According to PwC and Urban Land Institute (ULI), a Washington-based Research NFP Centre, the European Property Market continues to ride the swell on the back of a robust performance from the previous financial year.
By Kumar S
The recent survey conducted by (PwC and ULI, ‘Emerging Trends in Real Estate Europe 2018’ has analyzed markets in 31 European cities and 23 real estate sectors for their investment and development potential.
With a focus on high quality assets across all major European markets, investors have shown an appetite for risk to achieve the targeted returns.
The real estate industry in Europe has seen a slew of innovations in the past 4-5 years with a focus shifting to community-based infrastructure planning, rather than an individual-centred approach. This shift has been one of contributors to growth in this sector despite a stagnant economy across most of Europe.
The rise in urban regeneration has increased development across a comprehensive mix of residential, public spaces and transport and commercial development, which has brought opportunities not only for property investment, but SMBs too.
While physical space and location are still the foundations around which value is created in real estate, shifts in customer expectations in terms of accessibility to private and public services and how spaces are ‘experienced’ are blurring boundaries between sectors and changing how value is delivered.
With interest rates hovering around to 1 percent or even less, the availability of cheap financing has made Europe lucrative for foreign investors.
Properties in Europe are still relatively inexpensive for foreign investors due to a weakened Euro; which has witnessed a sharp decline since 2014. While the Euro is starting to regain ground gradually, though not significantly, industry experts claim that we may expect to see some gain on the currency in the near future if greater property investment is pumped into the European market over 2018.
According to a Wall Street Journal report early 2018, the European Banks have opened their coffers for real-estate lending and are competing against each other on interest rates on loans. With the economy showing signs of revival and improving balance sheets, the situation seems likely to improve due the increased availability of debt financing, which is ‘a sign of health’ in the European real-estate market.
The WSJ report claims that French banks like BNP Paribas SA and Natixis SA have increased their real estate portfolio in the past two years. While the former bank made 40 deals in 2017, the latter had also invested heavily in the real-estate sector in the US as well Europe too.

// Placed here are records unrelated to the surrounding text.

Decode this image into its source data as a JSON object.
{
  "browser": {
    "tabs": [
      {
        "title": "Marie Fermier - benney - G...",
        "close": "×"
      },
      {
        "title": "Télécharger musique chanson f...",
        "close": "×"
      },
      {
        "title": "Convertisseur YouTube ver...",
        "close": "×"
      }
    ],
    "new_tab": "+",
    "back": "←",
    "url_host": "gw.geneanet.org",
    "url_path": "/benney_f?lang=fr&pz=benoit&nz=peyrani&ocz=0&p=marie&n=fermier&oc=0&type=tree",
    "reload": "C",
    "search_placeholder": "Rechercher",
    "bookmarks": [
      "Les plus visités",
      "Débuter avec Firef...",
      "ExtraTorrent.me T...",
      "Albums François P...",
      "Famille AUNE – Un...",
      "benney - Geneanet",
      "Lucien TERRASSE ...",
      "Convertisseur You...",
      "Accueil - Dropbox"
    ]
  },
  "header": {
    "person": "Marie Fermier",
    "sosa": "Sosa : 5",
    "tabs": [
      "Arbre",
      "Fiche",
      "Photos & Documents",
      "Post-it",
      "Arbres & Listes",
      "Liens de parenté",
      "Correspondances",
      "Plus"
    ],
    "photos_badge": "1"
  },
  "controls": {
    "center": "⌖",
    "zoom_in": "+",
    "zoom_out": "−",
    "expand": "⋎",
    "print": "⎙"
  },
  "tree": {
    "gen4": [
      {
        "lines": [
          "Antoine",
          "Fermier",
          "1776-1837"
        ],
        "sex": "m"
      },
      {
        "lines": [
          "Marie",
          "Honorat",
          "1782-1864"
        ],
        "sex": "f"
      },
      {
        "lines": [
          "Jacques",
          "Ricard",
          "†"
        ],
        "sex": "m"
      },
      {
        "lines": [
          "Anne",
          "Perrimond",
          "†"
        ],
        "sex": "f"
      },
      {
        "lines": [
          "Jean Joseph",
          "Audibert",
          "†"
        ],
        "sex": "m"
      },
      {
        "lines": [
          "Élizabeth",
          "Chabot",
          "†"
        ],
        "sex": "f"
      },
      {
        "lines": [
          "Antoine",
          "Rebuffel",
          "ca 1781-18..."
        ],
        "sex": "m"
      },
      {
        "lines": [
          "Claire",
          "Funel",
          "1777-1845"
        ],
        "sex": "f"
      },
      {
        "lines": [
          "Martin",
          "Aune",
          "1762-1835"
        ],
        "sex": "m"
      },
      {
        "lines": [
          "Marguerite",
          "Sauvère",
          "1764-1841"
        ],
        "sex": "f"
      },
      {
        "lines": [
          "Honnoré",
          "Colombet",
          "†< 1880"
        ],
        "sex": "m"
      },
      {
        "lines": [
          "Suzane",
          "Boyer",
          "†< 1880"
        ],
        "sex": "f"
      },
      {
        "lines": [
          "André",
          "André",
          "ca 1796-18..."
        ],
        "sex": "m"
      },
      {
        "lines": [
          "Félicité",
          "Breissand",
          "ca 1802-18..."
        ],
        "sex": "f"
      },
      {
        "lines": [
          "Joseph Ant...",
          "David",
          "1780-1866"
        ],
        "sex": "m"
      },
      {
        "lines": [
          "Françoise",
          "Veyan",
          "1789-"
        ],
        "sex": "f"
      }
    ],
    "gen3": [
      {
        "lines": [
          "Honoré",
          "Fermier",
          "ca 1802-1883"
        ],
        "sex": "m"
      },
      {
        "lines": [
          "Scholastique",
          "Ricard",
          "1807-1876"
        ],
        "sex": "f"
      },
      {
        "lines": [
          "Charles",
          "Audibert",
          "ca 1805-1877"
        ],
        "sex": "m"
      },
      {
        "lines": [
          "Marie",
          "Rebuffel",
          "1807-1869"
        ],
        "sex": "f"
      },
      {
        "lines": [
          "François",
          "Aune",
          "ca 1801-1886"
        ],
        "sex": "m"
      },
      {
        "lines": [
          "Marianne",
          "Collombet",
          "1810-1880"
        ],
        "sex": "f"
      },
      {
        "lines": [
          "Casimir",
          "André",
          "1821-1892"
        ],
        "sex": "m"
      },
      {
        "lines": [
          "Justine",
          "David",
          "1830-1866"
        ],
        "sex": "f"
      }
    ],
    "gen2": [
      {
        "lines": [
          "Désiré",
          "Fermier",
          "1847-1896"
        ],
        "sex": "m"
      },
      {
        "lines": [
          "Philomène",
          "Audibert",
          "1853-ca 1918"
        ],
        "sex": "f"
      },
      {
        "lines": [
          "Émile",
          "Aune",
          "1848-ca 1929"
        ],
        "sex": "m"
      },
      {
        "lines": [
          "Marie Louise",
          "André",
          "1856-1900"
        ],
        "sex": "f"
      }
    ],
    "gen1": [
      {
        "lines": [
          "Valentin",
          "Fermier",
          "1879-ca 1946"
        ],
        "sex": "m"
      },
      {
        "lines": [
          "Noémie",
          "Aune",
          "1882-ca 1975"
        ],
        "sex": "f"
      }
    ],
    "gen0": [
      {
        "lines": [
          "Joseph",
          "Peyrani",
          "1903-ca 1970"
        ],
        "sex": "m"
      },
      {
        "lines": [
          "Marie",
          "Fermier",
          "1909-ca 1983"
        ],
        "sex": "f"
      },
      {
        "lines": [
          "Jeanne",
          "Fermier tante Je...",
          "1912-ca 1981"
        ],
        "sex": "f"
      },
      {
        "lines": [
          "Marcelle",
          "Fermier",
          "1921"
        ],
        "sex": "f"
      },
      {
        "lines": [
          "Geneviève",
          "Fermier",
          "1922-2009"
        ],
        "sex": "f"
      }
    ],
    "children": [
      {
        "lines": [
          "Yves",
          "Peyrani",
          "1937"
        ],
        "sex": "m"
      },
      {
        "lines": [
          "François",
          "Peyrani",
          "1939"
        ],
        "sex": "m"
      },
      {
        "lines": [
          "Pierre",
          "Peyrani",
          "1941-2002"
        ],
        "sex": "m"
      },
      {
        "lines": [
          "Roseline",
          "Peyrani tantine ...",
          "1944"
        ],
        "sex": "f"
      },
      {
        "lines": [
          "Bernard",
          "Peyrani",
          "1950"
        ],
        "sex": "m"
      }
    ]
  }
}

Preferred Asset Class
Investing in property is a preferred option in Europe primarily because of European Central Bank’s monetary policy of keeping the interest rates artificially low which doesn’t leave much of an option for people to invest in anything apart from buying real estate. Bonds are expensive with low yields while stocks are volatile and carry risks. The return on investment in real estate properties however, tends to be humble but assured, drawing investors to this asset class.
BNP Paribas Fortis Wealth Management expert Pol Robert Tansens advocated for investment in Europe in a recent report published in expatica.com, arguing that the returns will be positive, albeit, low – “a few percent a year cash return is assured”.
The Emerging Trends in Real Estate Europe 2018 Report has ranked Berlin to be the most desirable European city to invest in, followed jointly by Frankfurt and Copenhagen. Munich and Hamburg are not far behind. The cities were ranked according to their overall investment and development prospects.
The report pits Copenhagen to be one of the top bets in residential investment. The Danish city has witnessed a rebound in sentiments in the real estate sector on the back of strong employment growth.
According to real estate giant, Knight Frank, Paris is another city which remains a top draw for ultra-high net worth individuals. The French capital saw apartment prices hit a record high last year, being second only to London and 12th overall out of 40 around the world, the report said.
Brexit continues to be a thaw in the UK property market which has resulted in falling investments across the country. The uncertainty of Brexit negotiations looms large over the market which has already taken a hit in recent times. The prices have fallen unexpectedly in February amid a weaker economic backdrop and weakening household incomes according to a report by The Guardian.
The February decline drove down the annual rate of UK house price growth to 2.2 percent, the weakest in six months and less than half the 4.5 percent during the corresponding month in a year ago period, the report said.
However, not everyone is glum about Brexit. Some media reports have suggested that Germany’s financial centre – Frankfurt – has benefitted from the UK’s decision to exit European Union, pooling more investments to Germany, though the scale of the impact may be up for debate.
Overpricing is an issue which has plagued the European property market with concerns of right valuation of properties and return on investments.
Mario Draghi, the president of the European Central Bank had also expressed concerns over the inflated prices of properties warranting close monitoring on commercial properties to avoid any possible ‘asset bubble’ situation.
There are also concerns on the stagnancy in inflation rate which might not give good returns on investments in property. The average inflation across Europe stood at 1.5 percent for the most part of 2017.
Fears of a situation leading to deflation are also emanating from some corners. If such a situation arises, asset value might take a slide leading to even more abysmal returns.
One of the key influencers over the next 4-5 years in the overall real estate strategy will be creating a robust residential and workplace environment. With urbanization set to increase in the coming years, space optimization will pose interesting challenges for the industry.